Last month, Microsoft acquired Teleo, a small startup whose Internet telephony software includes features that let users make a voice call by clicking on a phone number appearing on a Web page.

Skype has 53 million registered users, including more than 2 million who pay for its premium services. In 2004, the company generated about $7 million in revenue, which it projects will snowball to $60 million this year.

The general public is still baffled by VoIP. A recent survey by Harris Interactive commissioned by Verizon found that 87 percent of respondents didn’t know what VoIP was.

Twenty percent thought it was a European hybrid motorcar and 10 percent, said it was a low-carb vodka.

Confusion may arise because people try to think of it in terms of traditional phone calls, when it is really more akin to a voice form of e-mail or instant messaging, said Terry Manning, sales vice president of Zoom Technologies, a Boston-based firm that supplies VoIP equipment and services.

“VoIP is far more powerful than just a phone-service replacement,” he said.

Jacob Guedalia, head of iSkoot, which brings VoIP services to cellphones, said, “Voice used to be an infrastructure service, but now it’s a software application.
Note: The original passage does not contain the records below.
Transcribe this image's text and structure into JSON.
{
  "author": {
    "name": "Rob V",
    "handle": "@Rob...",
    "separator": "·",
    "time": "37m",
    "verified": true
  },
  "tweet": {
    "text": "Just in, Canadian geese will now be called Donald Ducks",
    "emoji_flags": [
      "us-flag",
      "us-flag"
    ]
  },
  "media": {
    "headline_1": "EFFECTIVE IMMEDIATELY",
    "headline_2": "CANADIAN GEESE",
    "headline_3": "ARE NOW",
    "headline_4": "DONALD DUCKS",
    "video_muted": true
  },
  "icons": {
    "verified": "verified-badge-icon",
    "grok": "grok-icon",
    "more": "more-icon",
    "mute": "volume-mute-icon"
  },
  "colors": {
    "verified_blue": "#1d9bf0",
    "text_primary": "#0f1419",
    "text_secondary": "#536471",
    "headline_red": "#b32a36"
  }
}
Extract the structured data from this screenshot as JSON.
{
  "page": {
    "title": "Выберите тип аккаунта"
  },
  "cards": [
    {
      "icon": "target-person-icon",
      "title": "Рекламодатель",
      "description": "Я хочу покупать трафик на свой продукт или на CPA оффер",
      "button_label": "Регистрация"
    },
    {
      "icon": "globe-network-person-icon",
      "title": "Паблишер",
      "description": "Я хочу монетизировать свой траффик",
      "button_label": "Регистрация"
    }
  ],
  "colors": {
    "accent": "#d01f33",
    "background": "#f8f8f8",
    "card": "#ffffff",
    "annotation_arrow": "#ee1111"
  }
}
It’s become a logical extension of every Internet portal, whether it’s Yahoo, Google, AOL or whatever.”

Internet phone service is driving down the price of voice service, said Raul Martynek, chief of Eureka Networks, a provider of telecom services to businesses.

“We offer VoIP today,” Martynek said. “It’s part of a package of services. Large carriers are offering voice in bundles at a point where it’s nearly free. It’s happening right now.”

But even granting the new technology’s value and the branding power of Skype, the multibillion-dollar price tag still seems high to many.

“They certainly paid a much higher multiple than they paid for PayPal,” said Tim Melton, a Chicago attorney, referring to eBay’s earlier purchase of an online payment service for $1.5 billion.

Information about Microsoft’s purchase of Teleo and about Skype’s number of users provided by The Associated Press.